Also...I bought a set of the Magadan soft bags and love them! I ordered them direct from AdventureSpec in GB and was/am amazed that they arrived in 3 days to my shop in Northern Alberta, Canada. Did you use the supplied drybag liners when you were on the trails? The bags seem pretty waterproof as is.
Just found it of course! The link is in post 4715 by stemic01.
Jeff, I've used a set of Magadans all summer and right now I'm working my way up the COBDR to the KTM Rally. My experience is the outside material is very water resistant however dust works through the closure and settles atop the dry bag. And the outter bag is not water proof if submerged .....
I post commentaries like that on my webpage www.sibirskyextreme.com ... and link to them on the sibirsky facebook page (in my sig line).
It was the first in a series of articles on bike selection. I will put another up later this week.
As far as a new bike build goes, it should be something for the coming winter months :)
PS.. yes adventure spec ship fast to north america. Its as quick as having it shipped within north america these days, thanks to the amount of transatlantic air freight services.
I just read your web article on ADV bike selection. Wow...what great insight! This should be a must read for anyone thinking about a dual sport purchase.

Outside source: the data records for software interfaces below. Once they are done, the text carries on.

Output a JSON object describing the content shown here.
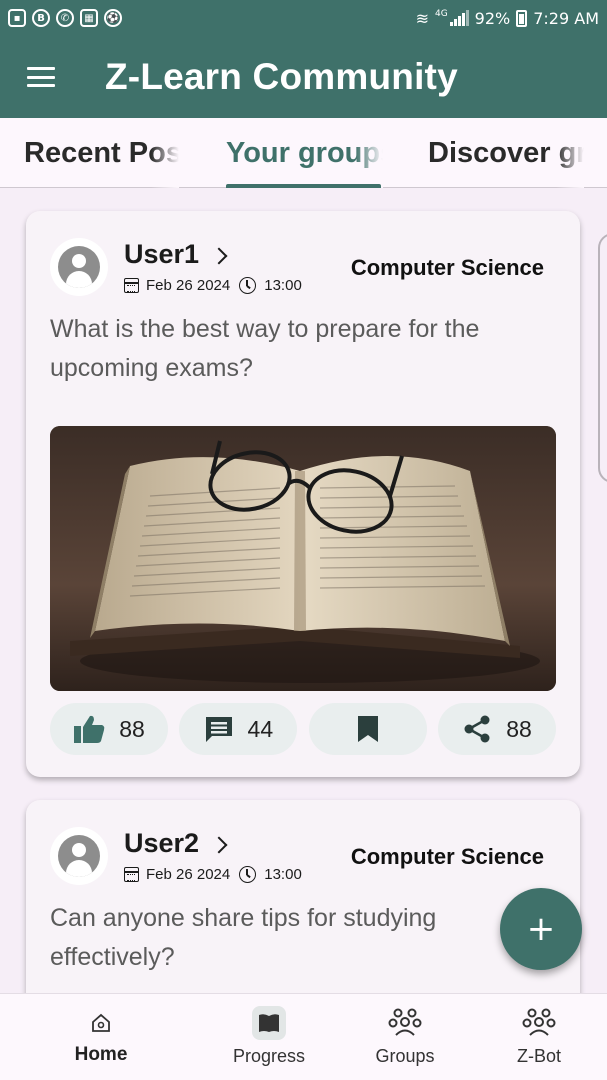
{
  "status_bar": {
    "network": "4G",
    "battery": "92%",
    "time": "7:29 AM"
  },
  "app_bar": {
    "title": "Z-Learn Community"
  },
  "tabs": [
    {
      "label": "Recent Posts",
      "active": false
    },
    {
      "label": "Your groups",
      "active": true
    },
    {
      "label": "Discover groups",
      "active": false
    }
  ],
  "posts": [
    {
      "user": "User1",
      "date": "Feb 26 2024",
      "time": "13:00",
      "group": "Computer Science",
      "question": "What is the best way to prepare for the upcoming exams?",
      "has_image": true,
      "likes": "88",
      "comments": "44",
      "shares": "88"
    },
    {
      "user": "User2",
      "date": "Feb 26 2024",
      "time": "13:00",
      "group": "Computer Science",
      "question": "Can anyone share tips for studying effectively?"
    }
  ],
  "bottom_nav": [
    {
      "label": "Home",
      "active": true
    },
    {
      "label": "Progress",
      "active": false
    },
    {
      "label": "Groups",
      "active": false
    },
    {
      "label": "Z-Bot",
      "active": false
    }
  ],
  "colors": {
    "primary": "#3f716a",
    "background": "#f6eef7",
    "card": "#f8f3f8"
  }
}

And wouldn't it be nice if the manufacturers read it and built something to suit. Having to invent a BAM bike is fun for some, but I'll bet there are those who would buy such a bike off the floor. BMW BAM. Why not?